    Dont wait for an “investigation” send photographers with a 1000mm telephoto lenses to take pictures of the break off points from down the street, the state is now in “corporate protection mode” to protect the building owners, managers, City, banks that own those human husbandry farms known as “apartments”, I suspect the balcony was for “looks only”.

  • Tim L

    The apartment company that owns that building has no functional maintenance or management, I know because they “manage” my building. They often send completely unqualified people to do maintenance on my building. The rents in their buildings are exorbitant to say the least, obviously they aren’t putting any back into maintenance.

  • Jj Nihilo

    I am not surprised to hear that it was Irish students. Every summer for some strange reason we get a huge group of students from that nation, and they are extremely loud and rowdy. Just a few weeks ago some Irish students were involved in a fire at a fraternity….
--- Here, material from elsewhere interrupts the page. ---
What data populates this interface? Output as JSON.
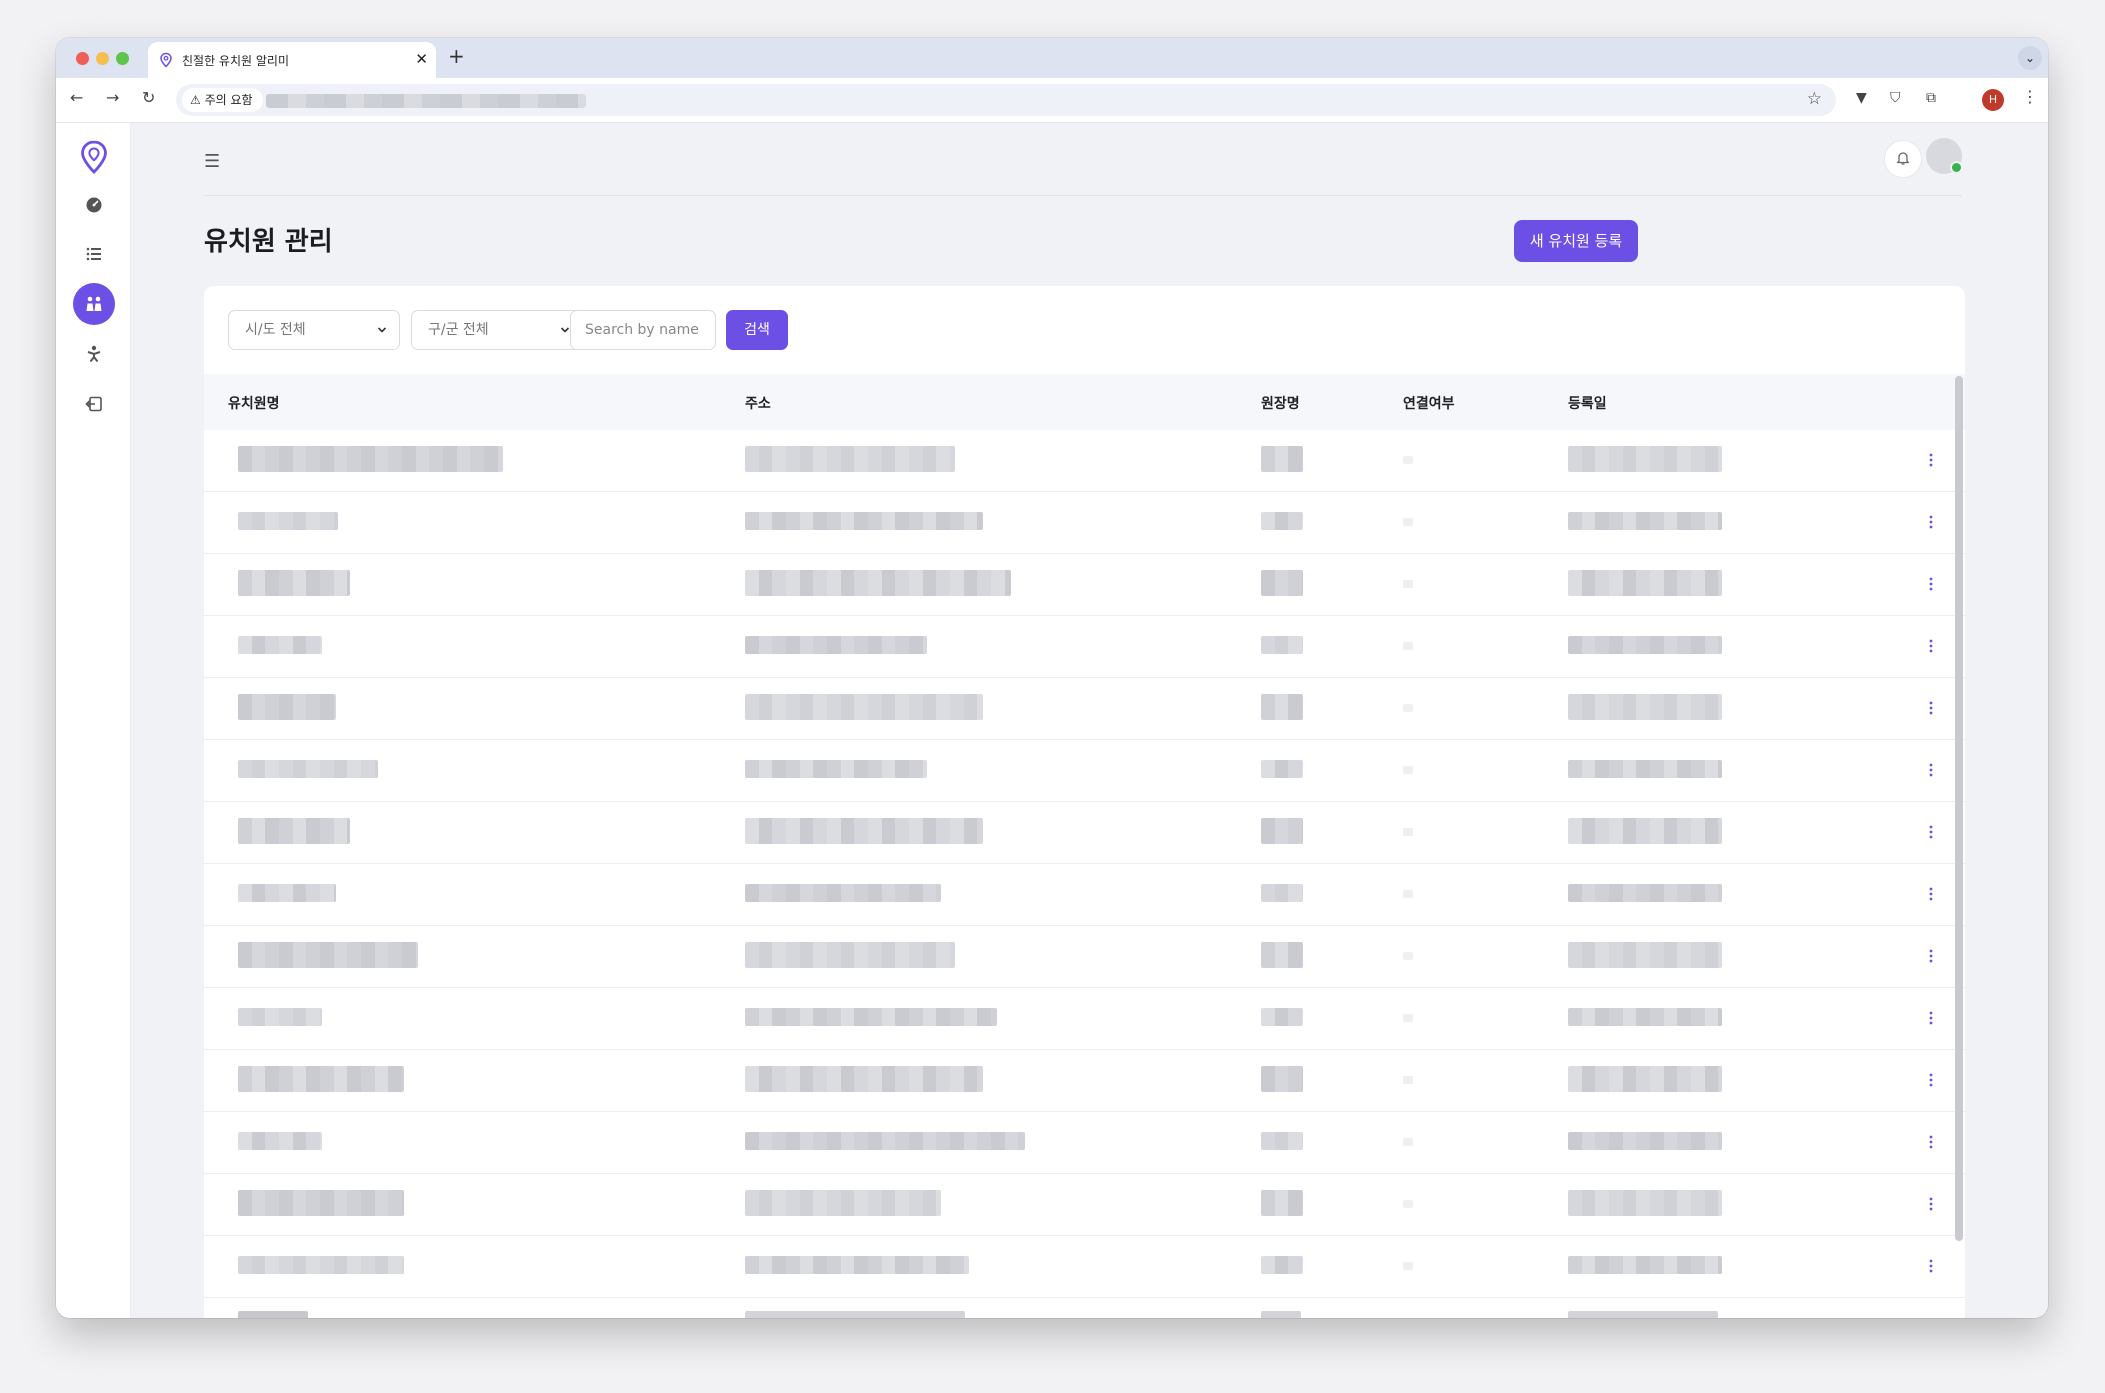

    I have no idea at what time of day some of them study because they are up all night…..

  • still trying

    From video, the deck joists snapped. They look rotten with dry rot or termites. It looks like poor construction with overloading a contributing factor..

    • Pixilicious
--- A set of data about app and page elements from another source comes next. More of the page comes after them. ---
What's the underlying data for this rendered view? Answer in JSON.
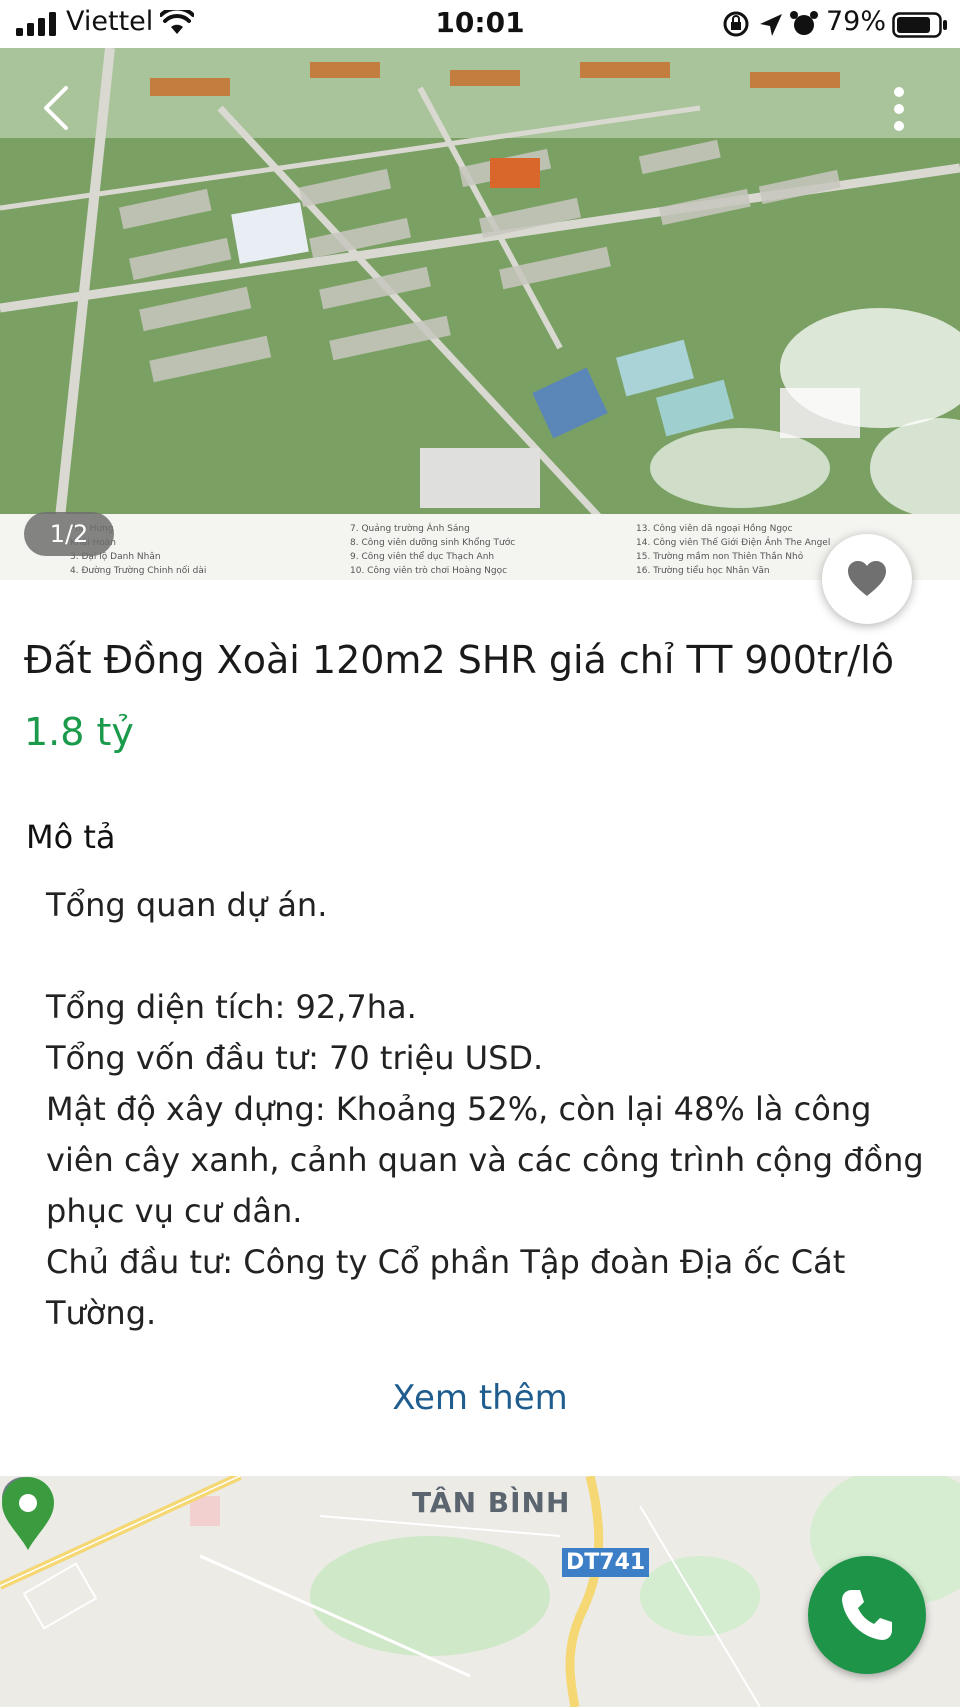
{
  "status_bar": {
    "carrier": "Viettel",
    "time": "10:01",
    "battery_percent": "79%"
  },
  "gallery": {
    "counter": "1/2",
    "legend_left": [
      "Phú Hưng",
      "Khải Hoàn",
      "3. Đại lộ Danh Nhân",
      "4. Đường Trường Chinh nối dài"
    ],
    "legend_mid": [
      "7. Quảng trường Ánh Sáng",
      "8. Công viên dưỡng sinh Khổng Tước",
      "9. Công viên thể dục Thạch Anh",
      "10. Công viên trò chơi Hoàng Ngọc"
    ],
    "legend_right": [
      "13. Công viên dã ngoại Hồng Ngọc",
      "14. Công viên Thế Giới Điện Ảnh The Angel",
      "15. Trường mầm non Thiên Thần Nhỏ",
      "16. Trường tiểu học Nhân Văn"
    ]
  },
  "listing": {
    "title": "Đất Đồng Xoài 120m2 SHR giá chỉ TT 900tr/lô",
    "price": "1.8 tỷ"
  },
  "description": {
    "heading": "Mô tả",
    "intro": "Tổng quan dự án.",
    "lines": [
      "Tổng diện tích: 92,7ha.",
      "Tổng vốn đầu tư: 70 triệu USD.",
      "Mật độ xây dựng: Khoảng 52%, còn lại 48% là công viên cây xanh, cảnh quan và các công trình cộng đồng phục vụ cư dân.",
      "Chủ đầu tư: Công ty Cổ phần Tập đoàn Địa ốc Cát Tường."
    ],
    "see_more": "Xem thêm"
  },
  "map": {
    "area_label": "TÂN BÌNH",
    "road_label": "DT741"
  },
  "colors": {
    "price_green": "#1a9a4a",
    "link_blue": "#1f5d8f",
    "call_green": "#1e9448"
  }
}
      It also looks like criminally negligent homicide

    • wilburthefriendly

      By Cal building codes, there were at least 125% too many people on the little deck. Max is one person per every 7 square feet which would allow for 6 safely. There were apparently 14 or 15. If those kids were dancing, the load would overcome any residentially rated balcony.
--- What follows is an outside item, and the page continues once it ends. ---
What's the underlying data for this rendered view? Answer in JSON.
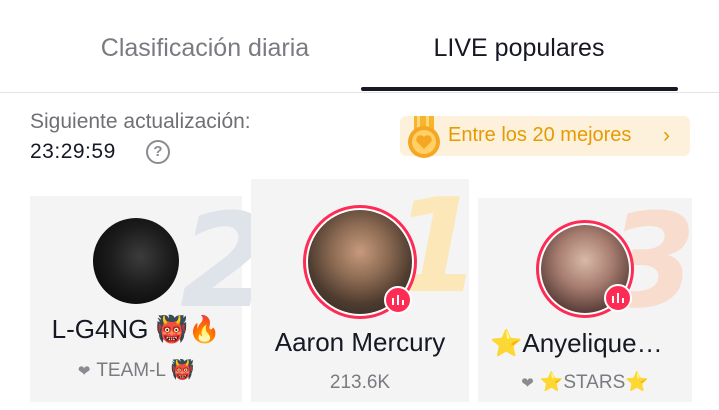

      • still trying

        I totally agree. The codes that are in place today are not meant to hold up under this stress load. But look at the exact same deck, 1 floor below, that was holding two females. This balcony appears to have withstood the full weight of the deck above, including dropping several feet, plus the weight of two persons. It also was holding the weight of a few people before they fell to the ground. Is it poor design or improper flashing (construction) that allowed water to intrude and make direct contact with wood-thereby causing premature failure. And what about inspections, when was it last inspected and does that include inspections of the balcony(s). With all of the big names like Blackrock investments, the City of Berkeley; Building codes dept and the Berkeley Police Dept. all back tracking and redirecting blame and covering their butts, it will take a long time before the public will hear the truth.

        • wilburthefriendly

          I don’t want to sound macabre, but the deck that hit the deck underneath wasn’t carrying the weight of 15 additional people.

          • still trying

            But it did hold the weight of the deck and the deck dropping several feet.
            Including two people on the deck below. When the top deck fell, there must have been a few people inside the deck cage before they too, toppled to the ground. It appears from all angles the deck broke lose from all joists at the same time. Resembling a front loader bucket. The dirt does not leave that bucket until it reaches a certain angle. The angle at which; friction loses to gravity. But there is a millisecond when the deck below exceeded its weight limits and held. If this were a structural issue, the deck below would have failed as well. So, we are back to probable flashing issues and inspections. Not structural design. Which was my point, I guess.

  • still trying

    Was the deck overloaded? Where were Berkeley’s building inspectors? It looks like a brand new building.
    Either it was overloaded with kids or was not built to code.

    • Gene Nelson

      Well, there were at least 13 people on it just by the injury count.